Once you have read the records below, report how many lines contain the word "PlayGround", and give nothing besides that number.

Task input:
::::
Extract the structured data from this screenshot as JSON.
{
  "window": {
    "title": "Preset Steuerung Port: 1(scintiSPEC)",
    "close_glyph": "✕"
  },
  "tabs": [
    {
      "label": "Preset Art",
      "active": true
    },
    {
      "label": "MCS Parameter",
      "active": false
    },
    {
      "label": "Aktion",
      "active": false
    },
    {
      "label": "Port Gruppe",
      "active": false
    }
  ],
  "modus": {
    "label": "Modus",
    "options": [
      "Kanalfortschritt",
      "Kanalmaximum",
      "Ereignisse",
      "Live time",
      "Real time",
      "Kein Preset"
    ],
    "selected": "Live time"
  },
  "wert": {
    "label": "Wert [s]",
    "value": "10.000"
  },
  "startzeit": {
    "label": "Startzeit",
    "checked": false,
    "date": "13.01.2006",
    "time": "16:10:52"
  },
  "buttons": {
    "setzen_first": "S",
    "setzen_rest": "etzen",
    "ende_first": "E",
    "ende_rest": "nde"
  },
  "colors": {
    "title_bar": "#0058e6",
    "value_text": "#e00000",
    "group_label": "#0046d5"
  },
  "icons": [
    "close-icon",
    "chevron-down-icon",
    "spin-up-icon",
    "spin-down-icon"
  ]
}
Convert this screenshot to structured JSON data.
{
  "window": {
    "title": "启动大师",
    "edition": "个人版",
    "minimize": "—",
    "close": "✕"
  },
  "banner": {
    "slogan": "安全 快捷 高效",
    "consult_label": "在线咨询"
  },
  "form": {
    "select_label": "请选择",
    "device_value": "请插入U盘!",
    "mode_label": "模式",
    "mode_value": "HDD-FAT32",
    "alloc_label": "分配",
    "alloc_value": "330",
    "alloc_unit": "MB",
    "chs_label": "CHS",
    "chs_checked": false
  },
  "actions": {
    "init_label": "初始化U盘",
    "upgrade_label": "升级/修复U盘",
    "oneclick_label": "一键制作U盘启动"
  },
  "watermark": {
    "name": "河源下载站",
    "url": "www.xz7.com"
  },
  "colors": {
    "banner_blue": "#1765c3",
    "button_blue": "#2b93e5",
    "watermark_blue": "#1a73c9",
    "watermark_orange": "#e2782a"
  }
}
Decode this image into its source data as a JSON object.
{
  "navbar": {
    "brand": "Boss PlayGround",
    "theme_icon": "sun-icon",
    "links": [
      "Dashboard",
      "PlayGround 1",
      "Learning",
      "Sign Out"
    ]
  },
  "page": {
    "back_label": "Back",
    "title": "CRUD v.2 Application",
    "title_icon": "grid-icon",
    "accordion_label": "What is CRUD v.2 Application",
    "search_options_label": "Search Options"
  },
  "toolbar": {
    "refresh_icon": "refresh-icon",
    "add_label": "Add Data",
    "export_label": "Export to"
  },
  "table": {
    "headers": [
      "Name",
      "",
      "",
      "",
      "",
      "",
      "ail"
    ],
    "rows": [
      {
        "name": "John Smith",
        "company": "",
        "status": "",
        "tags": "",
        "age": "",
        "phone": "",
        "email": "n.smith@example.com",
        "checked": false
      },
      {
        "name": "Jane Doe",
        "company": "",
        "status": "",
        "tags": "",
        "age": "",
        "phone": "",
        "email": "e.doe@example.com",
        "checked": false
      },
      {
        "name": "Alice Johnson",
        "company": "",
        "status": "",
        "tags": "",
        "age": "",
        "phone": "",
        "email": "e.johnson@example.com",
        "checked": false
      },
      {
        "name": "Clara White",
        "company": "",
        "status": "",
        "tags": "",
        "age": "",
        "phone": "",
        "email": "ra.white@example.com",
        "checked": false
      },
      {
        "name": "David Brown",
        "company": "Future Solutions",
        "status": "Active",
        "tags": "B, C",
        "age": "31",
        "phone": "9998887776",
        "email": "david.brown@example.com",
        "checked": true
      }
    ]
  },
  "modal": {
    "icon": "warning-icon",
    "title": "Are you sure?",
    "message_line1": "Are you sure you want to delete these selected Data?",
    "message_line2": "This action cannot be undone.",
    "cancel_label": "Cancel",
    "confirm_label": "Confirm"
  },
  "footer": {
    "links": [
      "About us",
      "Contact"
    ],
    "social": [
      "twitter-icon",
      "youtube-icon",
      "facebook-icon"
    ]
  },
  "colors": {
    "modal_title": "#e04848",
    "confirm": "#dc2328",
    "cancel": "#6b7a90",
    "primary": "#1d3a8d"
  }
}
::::
Output of the exercise: 2